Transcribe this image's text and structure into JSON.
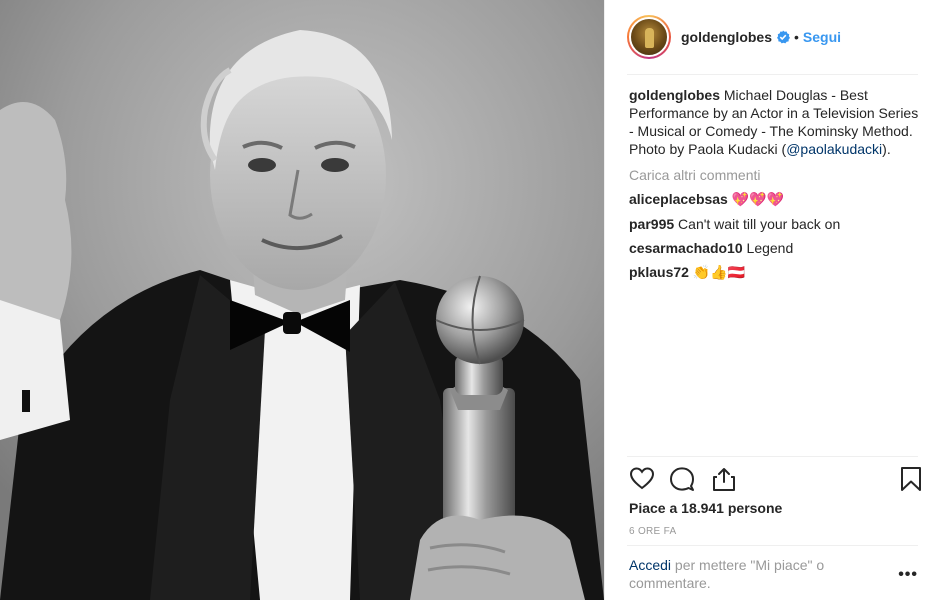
{
  "post": {
    "username": "goldenglobes",
    "follow_label": "Segui",
    "separator": "•",
    "caption_user": "goldenglobes",
    "caption_text": "Michael Douglas - Best Performance by an Actor in a Television Series - Musical or Comedy - The Kominsky Method. Photo by Paola Kudacki (",
    "caption_mention": "@paolakudacki",
    "caption_end": ").",
    "load_more": "Carica altri commenti",
    "comments": [
      {
        "user": "aliceplacebsas",
        "text": "💖💖💖"
      },
      {
        "user": "par995",
        "text": "Can't wait till your back on"
      },
      {
        "user": "cesarmachado10",
        "text": "Legend"
      },
      {
        "user": "pklaus72",
        "text": "👏👍🇦🇹"
      }
    ],
    "likes": "Piace a 18.941 persone",
    "time": "6 ORE FA",
    "login_link": "Accedi",
    "login_text": " per mettere \"Mi piace\" o commentare.",
    "more": "•••"
  },
  "icons": {
    "avatar": "profile-avatar",
    "verified": "verified-badge-icon",
    "like": "heart-icon",
    "comment": "comment-bubble-icon",
    "share": "share-icon",
    "save": "bookmark-icon",
    "options": "more-options-icon"
  },
  "colors": {
    "link_blue": "#3897f0",
    "mention": "#003569",
    "muted": "#999999",
    "text": "#262626"
  }
}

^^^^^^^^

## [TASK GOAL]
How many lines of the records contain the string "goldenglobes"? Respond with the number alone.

## [OUTPUT BELOW]
2